Too often, healthcare providers only see their clients in a medical office. Inside clinic walls, it is easy to disregard the roles and lives patients assume once they leave the exam room. Community service drives students to go outside the clinic and into homes, neighborhoods, and communities—the places where most patients live with their health challenges.
Service gives you a special window into life with disease and illness. When you help a family enroll in Medicaid, coordinate transportation for refugees, or even serve a hot meal at a homeless shelter, you gain appreciation for the role community, family, and home play in the prevention and evolution of disease. You also learn to use these elements as a context for health care decision-making.
You begin to see healthcare as an intricate system that reaches and stretches into patients’ families, homes, bills, and grocery bags. In the process, you gain a powerful gift: the ability to perceive all the things a patient leaves unsaid—the stuff that carries real gravity in medicine.
Builds and refines your team-based skills
Medicine is increasingly team-based, and opportunities to work in interdisciplinary settings are rare during the early years of medical training. A 2008 study reports that eighty percent of medical errors are caused by communication and coordination problems among medical team members.1 The consequences of such uncoordinated care are costly: misused resources, wasted time, and patients’ lives.
Still, we sit at an exciting crossroads in medicine, a junction that challenges hospitals to abandon the paradigm where specialists work on parts and instead, embrace a world where multidisciplinary teams work on people. This move from treating parts to treating people demands a different type of resumé.

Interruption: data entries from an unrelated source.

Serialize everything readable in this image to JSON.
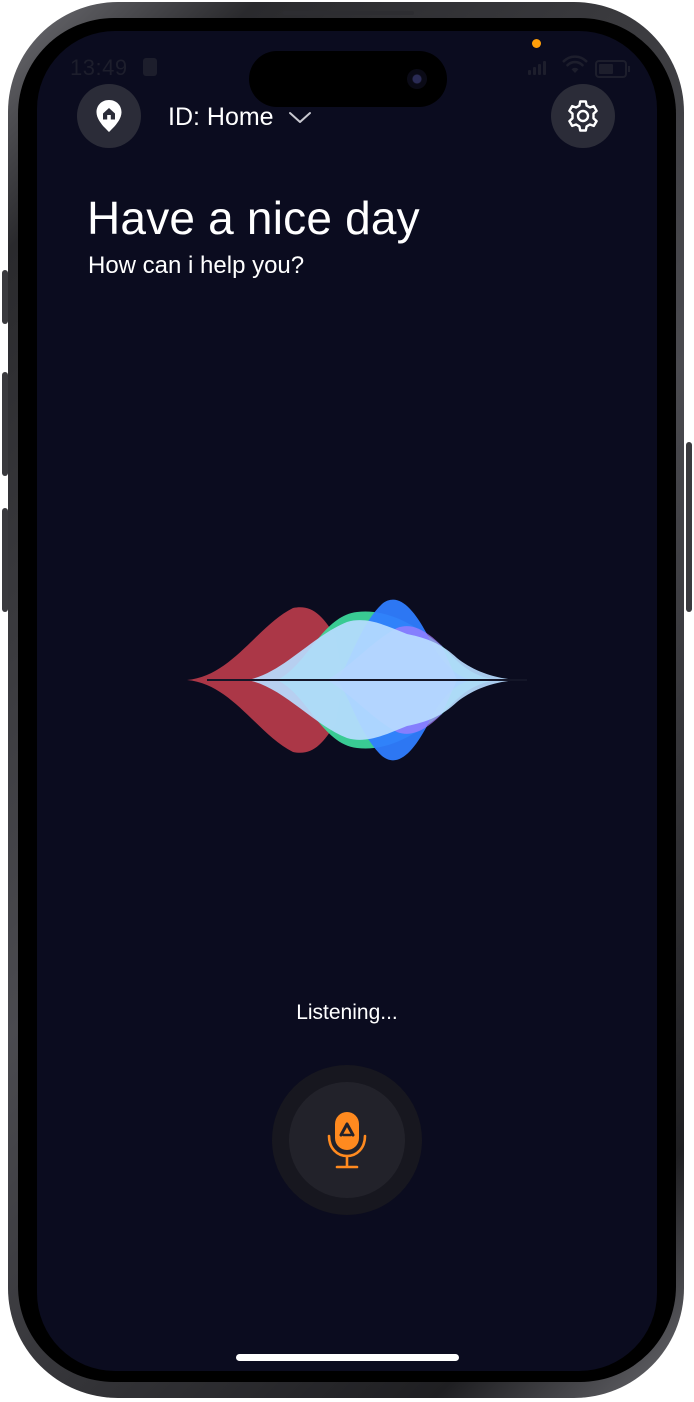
{
  "status_bar": {
    "time": "13:49"
  },
  "header": {
    "id_label": "ID: Home"
  },
  "main": {
    "greeting": "Have a nice day",
    "subgreeting": "How can i help you?",
    "status_text": "Listening..."
  },
  "icons": {
    "home_location": "home-location-pin-icon",
    "settings": "gear-icon",
    "dropdown": "chevron-down-icon",
    "mic": "microphone-icon"
  },
  "colors": {
    "background": "#0b0c1f",
    "accent": "#ff8a1f",
    "button_bg": "#2b2c38",
    "wave_red": "#c8404f",
    "wave_green": "#3ee0a0",
    "wave_blue": "#2f7dff",
    "wave_core": "#b7dcff"
  }
}
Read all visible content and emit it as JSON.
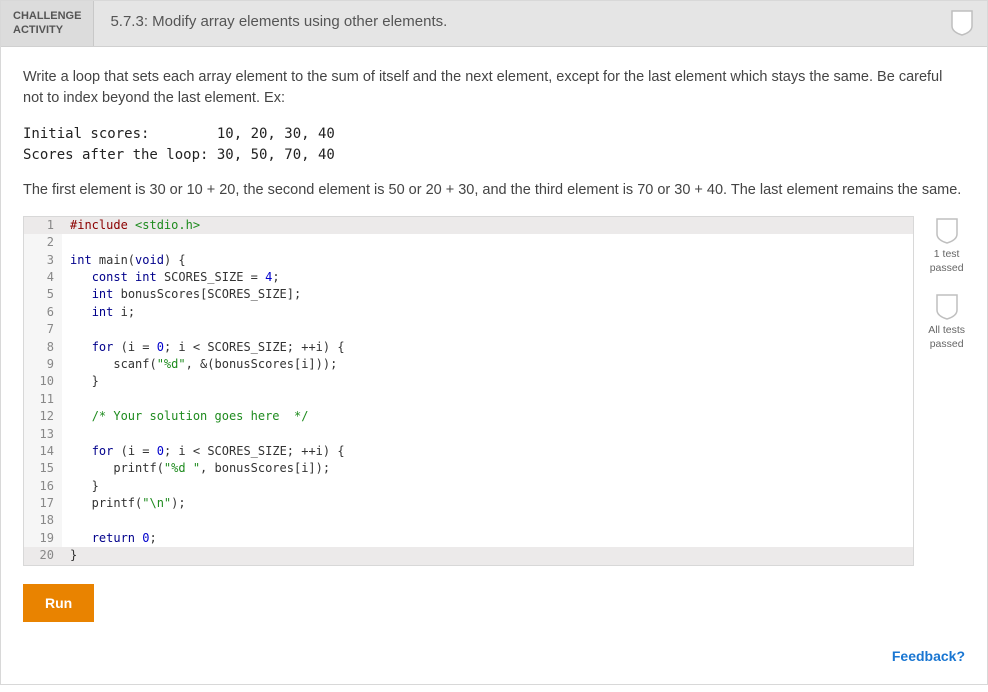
{
  "header": {
    "label1": "CHALLENGE",
    "label2": "ACTIVITY",
    "title": "5.7.3: Modify array elements using other elements."
  },
  "prompt": {
    "p1": "Write a loop that sets each array element to the sum of itself and the next element, except for the last element which stays the same. Be careful not to index beyond the last element. Ex:",
    "ex": "Initial scores:        10, 20, 30, 40\nScores after the loop: 30, 50, 70, 40",
    "p2": "The first element is 30 or 10 + 20, the second element is 50 or 20 + 30, and the third element is 70 or 30 + 40. The last element remains the same."
  },
  "code": [
    {
      "n": 1,
      "hl": true,
      "tokens": [
        {
          "c": "pp",
          "t": "#include "
        },
        {
          "c": "str",
          "t": "<stdio.h>"
        }
      ]
    },
    {
      "n": 2,
      "tokens": []
    },
    {
      "n": 3,
      "tokens": [
        {
          "c": "ty",
          "t": "int"
        },
        {
          "t": " main("
        },
        {
          "c": "ty",
          "t": "void"
        },
        {
          "t": ") {"
        }
      ]
    },
    {
      "n": 4,
      "tokens": [
        {
          "t": "   "
        },
        {
          "c": "kw",
          "t": "const"
        },
        {
          "t": " "
        },
        {
          "c": "ty",
          "t": "int"
        },
        {
          "t": " SCORES_SIZE = "
        },
        {
          "c": "num",
          "t": "4"
        },
        {
          "t": ";"
        }
      ]
    },
    {
      "n": 5,
      "tokens": [
        {
          "t": "   "
        },
        {
          "c": "ty",
          "t": "int"
        },
        {
          "t": " bonusScores[SCORES_SIZE];"
        }
      ]
    },
    {
      "n": 6,
      "tokens": [
        {
          "t": "   "
        },
        {
          "c": "ty",
          "t": "int"
        },
        {
          "t": " i;"
        }
      ]
    },
    {
      "n": 7,
      "tokens": []
    },
    {
      "n": 8,
      "tokens": [
        {
          "t": "   "
        },
        {
          "c": "kw",
          "t": "for"
        },
        {
          "t": " (i = "
        },
        {
          "c": "num",
          "t": "0"
        },
        {
          "t": "; i < SCORES_SIZE; ++i) {"
        }
      ]
    },
    {
      "n": 9,
      "tokens": [
        {
          "t": "      scanf("
        },
        {
          "c": "str",
          "t": "\"%d\""
        },
        {
          "t": ", &(bonusScores[i]));"
        }
      ]
    },
    {
      "n": 10,
      "tokens": [
        {
          "t": "   }"
        }
      ]
    },
    {
      "n": 11,
      "tokens": []
    },
    {
      "n": 12,
      "tokens": [
        {
          "t": "   "
        },
        {
          "c": "cm",
          "t": "/* Your solution goes here  */"
        }
      ]
    },
    {
      "n": 13,
      "tokens": []
    },
    {
      "n": 14,
      "tokens": [
        {
          "t": "   "
        },
        {
          "c": "kw",
          "t": "for"
        },
        {
          "t": " (i = "
        },
        {
          "c": "num",
          "t": "0"
        },
        {
          "t": "; i < SCORES_SIZE; ++i) {"
        }
      ]
    },
    {
      "n": 15,
      "tokens": [
        {
          "t": "      printf("
        },
        {
          "c": "str",
          "t": "\"%d \""
        },
        {
          "t": ", bonusScores[i]);"
        }
      ]
    },
    {
      "n": 16,
      "tokens": [
        {
          "t": "   }"
        }
      ]
    },
    {
      "n": 17,
      "tokens": [
        {
          "t": "   printf("
        },
        {
          "c": "str",
          "t": "\"\\n\""
        },
        {
          "t": ");"
        }
      ]
    },
    {
      "n": 18,
      "tokens": []
    },
    {
      "n": 19,
      "tokens": [
        {
          "t": "   "
        },
        {
          "c": "kw",
          "t": "return"
        },
        {
          "t": " "
        },
        {
          "c": "num",
          "t": "0"
        },
        {
          "t": ";"
        }
      ]
    },
    {
      "n": 20,
      "hl": true,
      "tokens": [
        {
          "t": "}"
        }
      ]
    }
  ],
  "side": {
    "b1a": "1 test",
    "b1b": "passed",
    "b2a": "All tests",
    "b2b": "passed"
  },
  "actions": {
    "run": "Run",
    "feedback": "Feedback?"
  }
}
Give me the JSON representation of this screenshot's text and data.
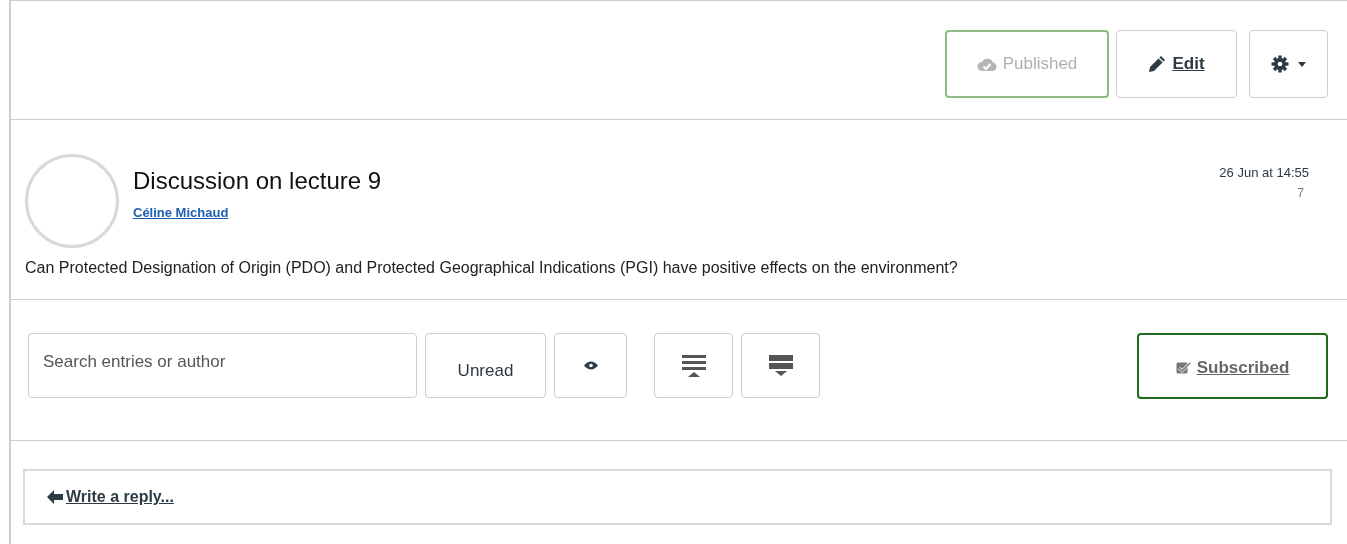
{
  "header": {
    "published": {
      "label": "Published",
      "on": true
    },
    "edit": {
      "label": "Edit"
    }
  },
  "post": {
    "title": "Discussion on lecture 9",
    "author": "Céline Michaud",
    "date": "26 Jun at 14:55",
    "count": "7",
    "body": "Can Protected Designation of Origin (PDO) and Protected Geographical Indications (PGI) have positive effects on the environment?"
  },
  "toolbar": {
    "search": {
      "placeholder": "Search entries or author"
    },
    "unread": {
      "label": "Unread"
    },
    "subscribe": {
      "label": "Subscribed",
      "on": true
    }
  },
  "reply": {
    "label": "Write a reply..."
  }
}
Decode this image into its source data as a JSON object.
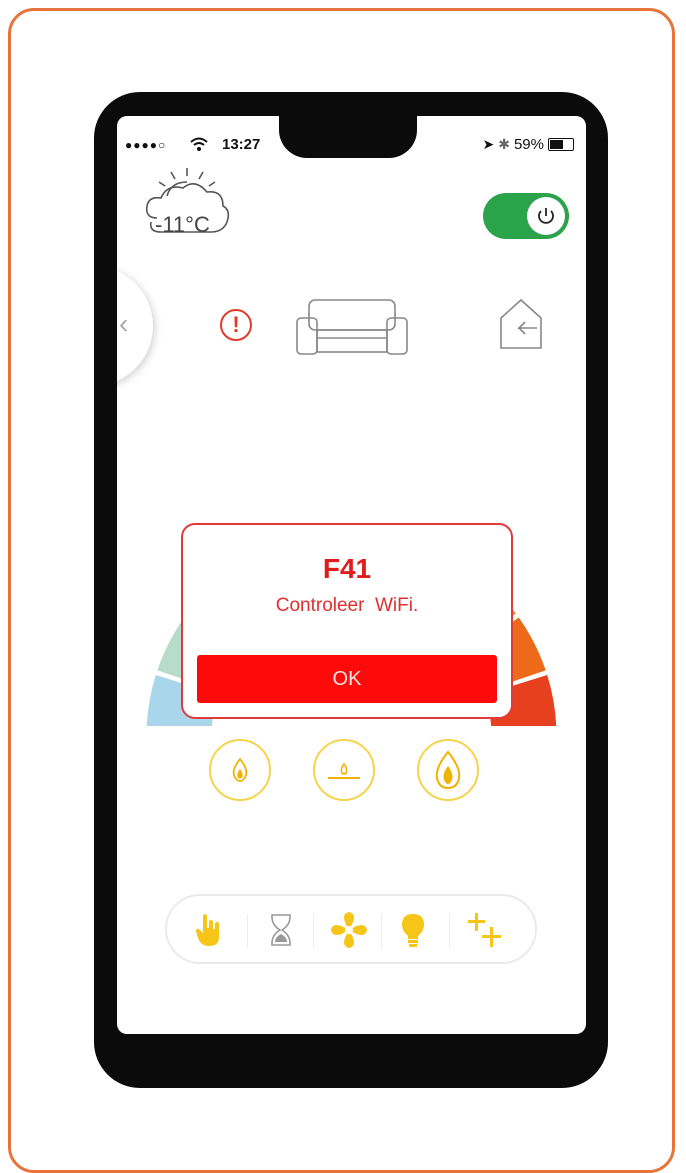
{
  "status_bar": {
    "signal": "●●●●○",
    "time": "13:27",
    "battery": "59%"
  },
  "weather": {
    "temperature": "-11°C",
    "icon": "sun-cloud-icon"
  },
  "power_toggle": {
    "state": "on",
    "icon": "power-icon",
    "color": "#2aa34a"
  },
  "top_icons": [
    "alert-icon",
    "sofa-icon",
    "home-return-icon"
  ],
  "dialog": {
    "code": "F41",
    "message": "Controleer  WiFi.",
    "ok_label": "OK",
    "accent": "#ff0a0a"
  },
  "flame_buttons": [
    "flame-low-icon",
    "flame-pilot-icon",
    "flame-high-icon"
  ],
  "toolbar": [
    "hand-icon",
    "hourglass-icon",
    "fan-icon",
    "bulb-icon",
    "plus-plus-icon"
  ],
  "gauge_colors": [
    "#a9d6ea",
    "#b8dccc",
    "#c7dc9a",
    "#d4df78",
    "#e9e13b",
    "#f6d91a",
    "#f6b51a",
    "#f18c1b",
    "#ec6a1a",
    "#e6401e"
  ]
}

Today’s aspiring physician needs to pocket more than anatomy, physiology, and pharmacology during their four years of medical school. They need to learn to collaborate and integrate.
Wise students capitalize on the benefits community service offers. Advocacy groups, free health clinics, and even interest groups supply outlets to practice critical team skills.
In the future, medicine’s most safe and effective systems will emerge from teams that collaborate, communicate, synthesize, and integrate. Are you ready to build your resumé?
Palmieri, P. A., DeLucia, P. R., Ott, T. E., Peterson, L. T., & Green, A. (2008). "The anatomy and physiology of error in averse healthcare events". Advances in Health Care Management. Advances in Health Care Management 7: 33–68.
Paper cut outs by Max Englund/UNC Health Care
- Community Service at the UNC School of Medicine
"UNC School of Medicine actively seeks to fill their classes with good people, not just good grades and test scores. As such, each year more than 90 percent of UNC pre-clinical medical students actively volunteer in community service. One-third of those students are interested in careers that focus on underserved populations. Students' contributions to their communities are acknowledged by the School of Medicine with induction into the Eugene S. Mayer Community Service Society and by competitive community service awards." - Richard Hobbs, faculty advisor for the Eugene S. Mayer Community Service Society